You can create what’s called a springing power of attorney, which only becomes effective upon a named event or contingency, such as a certain date or your incapacity. You may require that a named person, such as a physician, signs a written declaration that such an event or contingency has occurred. California Probate Code Section 4129
The form may be revoked according to the terms included for revocation, or by giving notice of revocation to the agent. If the principal dies, the marriage between the principal and agent is annulled or dissolved, or the purpose of the POA has been fulfilled, the agent’s authority will lapse. The agent’s authority will also automatically terminate if the agent dies, resigns, becomes incapacitated, or is removed by the principal. California Probate Code Section 4152
General Power of Attorney
Q: What is a General Power of Attorney

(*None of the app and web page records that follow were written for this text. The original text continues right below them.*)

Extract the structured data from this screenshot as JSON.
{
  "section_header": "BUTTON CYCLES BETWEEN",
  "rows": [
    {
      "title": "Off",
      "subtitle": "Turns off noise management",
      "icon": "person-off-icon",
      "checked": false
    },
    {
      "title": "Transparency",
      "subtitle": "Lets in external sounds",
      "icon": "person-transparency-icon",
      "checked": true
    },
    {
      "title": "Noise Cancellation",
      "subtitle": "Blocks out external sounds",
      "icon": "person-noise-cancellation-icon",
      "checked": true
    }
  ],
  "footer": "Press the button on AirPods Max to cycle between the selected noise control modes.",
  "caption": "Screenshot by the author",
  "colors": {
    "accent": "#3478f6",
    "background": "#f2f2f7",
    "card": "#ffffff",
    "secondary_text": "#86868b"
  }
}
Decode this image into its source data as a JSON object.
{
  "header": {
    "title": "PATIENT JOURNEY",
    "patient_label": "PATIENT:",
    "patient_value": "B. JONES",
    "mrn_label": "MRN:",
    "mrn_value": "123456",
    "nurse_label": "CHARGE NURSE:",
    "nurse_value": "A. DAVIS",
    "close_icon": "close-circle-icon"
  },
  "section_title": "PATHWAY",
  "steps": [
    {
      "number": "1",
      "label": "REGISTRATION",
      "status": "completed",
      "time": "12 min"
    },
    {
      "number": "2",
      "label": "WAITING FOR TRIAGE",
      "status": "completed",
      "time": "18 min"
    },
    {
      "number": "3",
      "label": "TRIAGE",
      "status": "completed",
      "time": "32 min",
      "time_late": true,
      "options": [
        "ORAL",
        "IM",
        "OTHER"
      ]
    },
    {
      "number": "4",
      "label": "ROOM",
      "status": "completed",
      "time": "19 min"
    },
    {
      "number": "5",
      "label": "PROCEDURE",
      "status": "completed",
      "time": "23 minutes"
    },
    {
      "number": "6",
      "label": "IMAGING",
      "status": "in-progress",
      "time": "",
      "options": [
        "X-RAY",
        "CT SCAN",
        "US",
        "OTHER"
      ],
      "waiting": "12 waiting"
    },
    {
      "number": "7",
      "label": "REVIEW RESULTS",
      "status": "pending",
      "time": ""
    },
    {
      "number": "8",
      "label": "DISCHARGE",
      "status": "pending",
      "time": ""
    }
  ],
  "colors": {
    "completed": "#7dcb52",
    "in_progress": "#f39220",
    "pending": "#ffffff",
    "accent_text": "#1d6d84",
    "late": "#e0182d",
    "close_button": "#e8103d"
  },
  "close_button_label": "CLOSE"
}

A General Power of Attorney is a legal document which gives the person you choose (the agent) the power to manage your assets and financial affairs while you are alive. The document must be signed by you (the principal) while you have the required legal capacity to give your agent clear and concise instructions. The appointment may be for a fixed period and can be revoked by you at any time providing you still have the legal capacity to do so. A power of attorney ceases when you die. The executor named in your will then takes over the responsibilities of your estate.
Living Will and Health Care Power of Attorney
Q: What is a Living Will and Health Care Power of Attorney?
A: A Health Care Power of Attorney is a legal document that allows an individual to designate another person to make medical decisions for him or her when he or she cannot make decisions for himself or herself. In other words it names someone who stands in your shoes and tells the doctors what to do or what not do for you.
A Living Will is a document that allows a person to explain in writing which medical treatment he or she does or does not want during a terminal illness. A terminal illness is a fatal illness that leads ultimately to death. A Living Will takes effect only when the patient is incapacitated and can no longer express his or her wishes. The will states which medical treatments may be used and which may not be used to die naturally and without the patientís life being artificially prolonged by various medical procedures. Although the term Living Will may indicate that it is a Will, in reality, it is more similar to a Power of Attorney than a Will.
Limited or Special Power of Attorney?
Q: What is a limited or special power of attorney?
A: A Limited power of attorney is one which is limited to a specific act or particular purpose. It is also referred to as special power of attorney. A limited power of attorney allows the Principal to give only specific powers to the agent.
Life Documents Planning Package
The documents in this package includes a Will, Living Will, Power Of Attorney and other Forms.